Website and app data records →

+===+

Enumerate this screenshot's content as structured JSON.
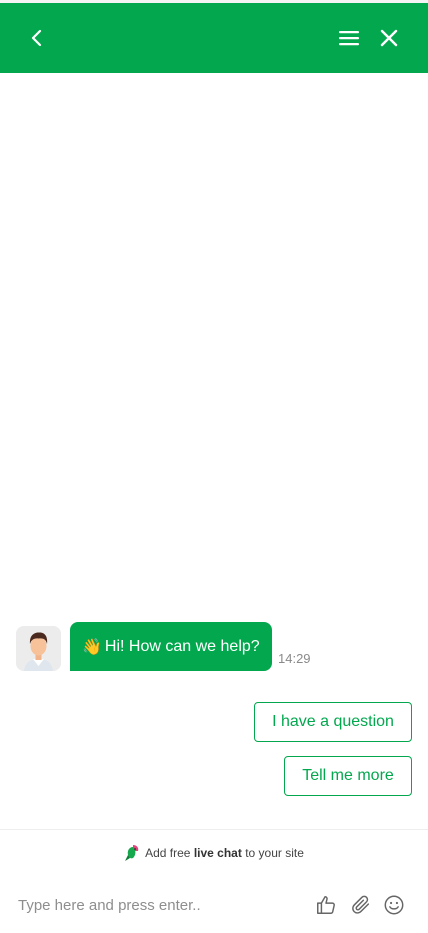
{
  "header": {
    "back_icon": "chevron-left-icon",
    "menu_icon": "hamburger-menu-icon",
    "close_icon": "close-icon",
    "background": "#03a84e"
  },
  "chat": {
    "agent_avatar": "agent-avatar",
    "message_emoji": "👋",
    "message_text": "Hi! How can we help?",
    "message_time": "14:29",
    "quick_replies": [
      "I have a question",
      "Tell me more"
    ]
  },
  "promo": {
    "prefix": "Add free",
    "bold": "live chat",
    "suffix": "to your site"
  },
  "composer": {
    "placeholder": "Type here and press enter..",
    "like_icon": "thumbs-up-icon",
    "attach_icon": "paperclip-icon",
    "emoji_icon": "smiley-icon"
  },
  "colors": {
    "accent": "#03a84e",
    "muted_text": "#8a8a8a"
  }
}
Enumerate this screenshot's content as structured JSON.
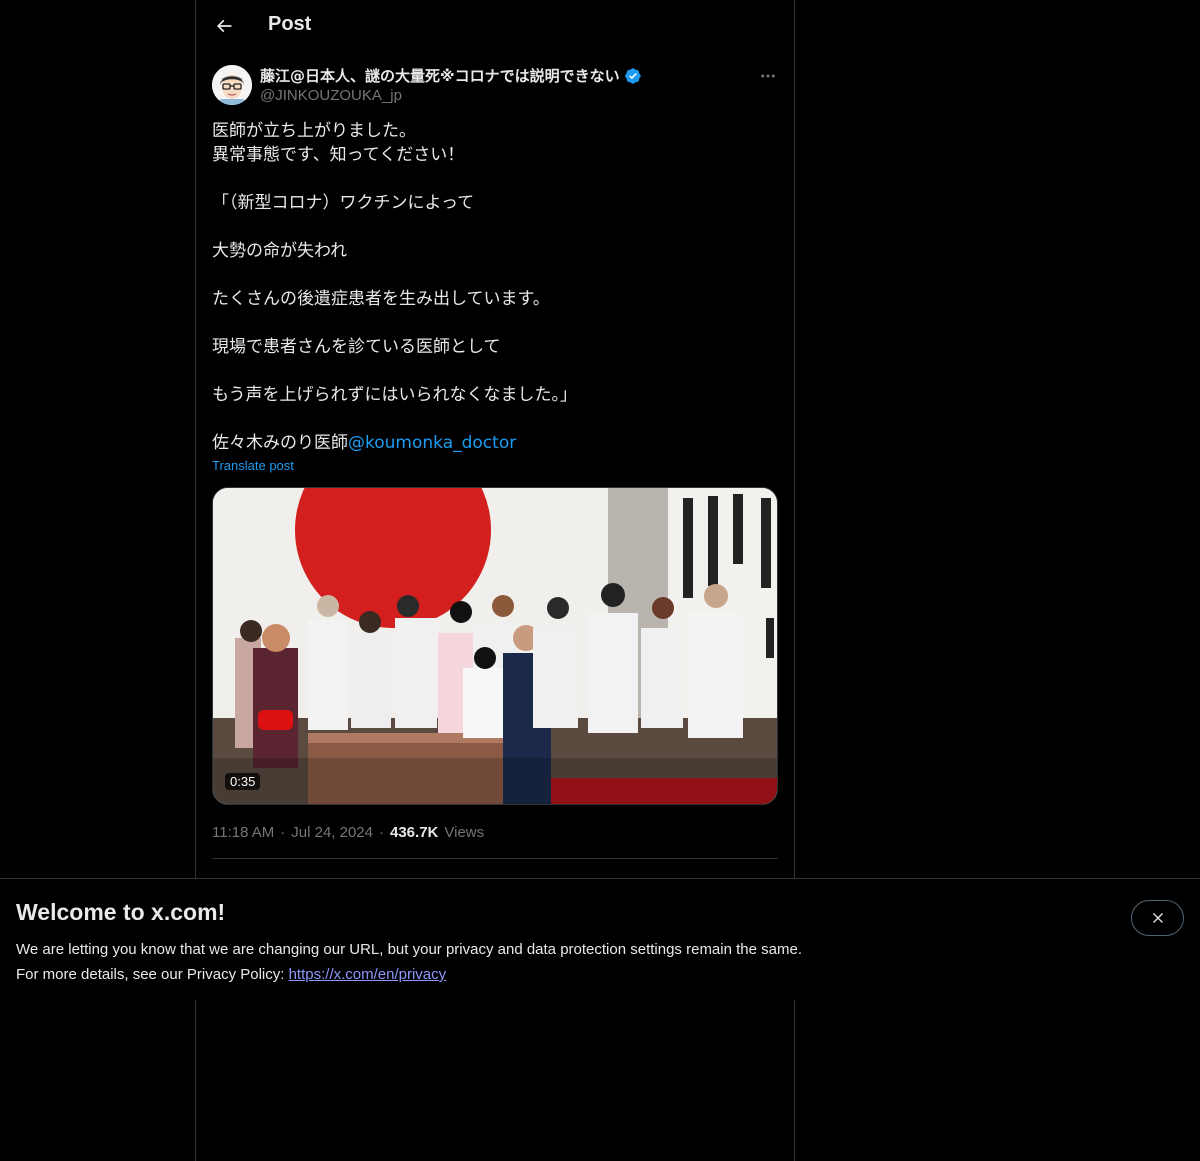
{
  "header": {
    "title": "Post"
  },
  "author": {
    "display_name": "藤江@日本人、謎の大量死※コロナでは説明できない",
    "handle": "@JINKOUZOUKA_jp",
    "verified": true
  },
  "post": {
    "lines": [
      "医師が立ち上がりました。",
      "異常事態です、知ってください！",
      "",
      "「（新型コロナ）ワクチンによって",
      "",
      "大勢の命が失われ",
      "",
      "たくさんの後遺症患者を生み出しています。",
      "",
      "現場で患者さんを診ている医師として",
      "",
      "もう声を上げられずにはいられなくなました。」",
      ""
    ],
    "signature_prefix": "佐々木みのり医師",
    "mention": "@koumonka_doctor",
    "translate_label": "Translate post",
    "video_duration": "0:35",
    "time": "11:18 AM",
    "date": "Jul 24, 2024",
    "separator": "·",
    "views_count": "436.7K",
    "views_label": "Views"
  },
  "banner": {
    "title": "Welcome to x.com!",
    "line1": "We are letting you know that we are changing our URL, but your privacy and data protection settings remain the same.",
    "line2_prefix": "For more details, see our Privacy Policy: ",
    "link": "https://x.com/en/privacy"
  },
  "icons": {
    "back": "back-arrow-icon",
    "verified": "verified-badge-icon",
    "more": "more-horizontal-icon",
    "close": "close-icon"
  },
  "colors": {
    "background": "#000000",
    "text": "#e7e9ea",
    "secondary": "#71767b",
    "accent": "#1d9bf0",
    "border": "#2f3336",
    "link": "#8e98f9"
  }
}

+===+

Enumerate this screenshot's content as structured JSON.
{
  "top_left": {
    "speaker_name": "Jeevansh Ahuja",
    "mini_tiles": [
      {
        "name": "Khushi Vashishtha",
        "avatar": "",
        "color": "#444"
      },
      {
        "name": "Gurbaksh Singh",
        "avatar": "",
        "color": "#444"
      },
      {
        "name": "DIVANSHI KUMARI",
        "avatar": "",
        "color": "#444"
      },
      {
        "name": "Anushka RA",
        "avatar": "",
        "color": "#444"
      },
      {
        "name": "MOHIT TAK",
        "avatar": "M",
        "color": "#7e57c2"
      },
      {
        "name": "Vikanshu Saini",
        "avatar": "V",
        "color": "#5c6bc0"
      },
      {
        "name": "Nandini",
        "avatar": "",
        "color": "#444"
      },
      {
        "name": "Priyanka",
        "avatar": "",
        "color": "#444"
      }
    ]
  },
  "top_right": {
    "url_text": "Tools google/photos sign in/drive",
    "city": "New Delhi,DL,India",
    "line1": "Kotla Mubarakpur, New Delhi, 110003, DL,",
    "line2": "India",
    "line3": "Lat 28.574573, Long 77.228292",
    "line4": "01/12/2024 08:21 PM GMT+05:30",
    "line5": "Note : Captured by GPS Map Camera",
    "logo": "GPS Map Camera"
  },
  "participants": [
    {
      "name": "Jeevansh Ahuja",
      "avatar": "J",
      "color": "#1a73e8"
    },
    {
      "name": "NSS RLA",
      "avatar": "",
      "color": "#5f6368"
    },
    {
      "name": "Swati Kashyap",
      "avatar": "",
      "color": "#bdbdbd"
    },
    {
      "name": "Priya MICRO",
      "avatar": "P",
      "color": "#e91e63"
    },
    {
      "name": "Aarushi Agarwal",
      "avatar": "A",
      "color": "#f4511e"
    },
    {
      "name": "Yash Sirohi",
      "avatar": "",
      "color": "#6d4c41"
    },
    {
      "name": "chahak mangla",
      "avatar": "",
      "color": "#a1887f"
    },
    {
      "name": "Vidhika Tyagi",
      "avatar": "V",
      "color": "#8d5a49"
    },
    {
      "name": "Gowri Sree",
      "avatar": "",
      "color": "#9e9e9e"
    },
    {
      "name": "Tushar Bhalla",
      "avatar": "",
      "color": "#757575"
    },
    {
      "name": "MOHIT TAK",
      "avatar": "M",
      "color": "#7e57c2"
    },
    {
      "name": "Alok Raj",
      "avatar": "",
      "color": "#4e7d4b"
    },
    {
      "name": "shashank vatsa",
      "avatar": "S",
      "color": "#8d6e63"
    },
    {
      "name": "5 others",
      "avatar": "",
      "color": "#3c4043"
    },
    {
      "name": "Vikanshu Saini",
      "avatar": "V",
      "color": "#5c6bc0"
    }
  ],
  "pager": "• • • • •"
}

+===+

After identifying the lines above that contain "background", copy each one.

    "background": "#03a84e"
    "background": "#000000",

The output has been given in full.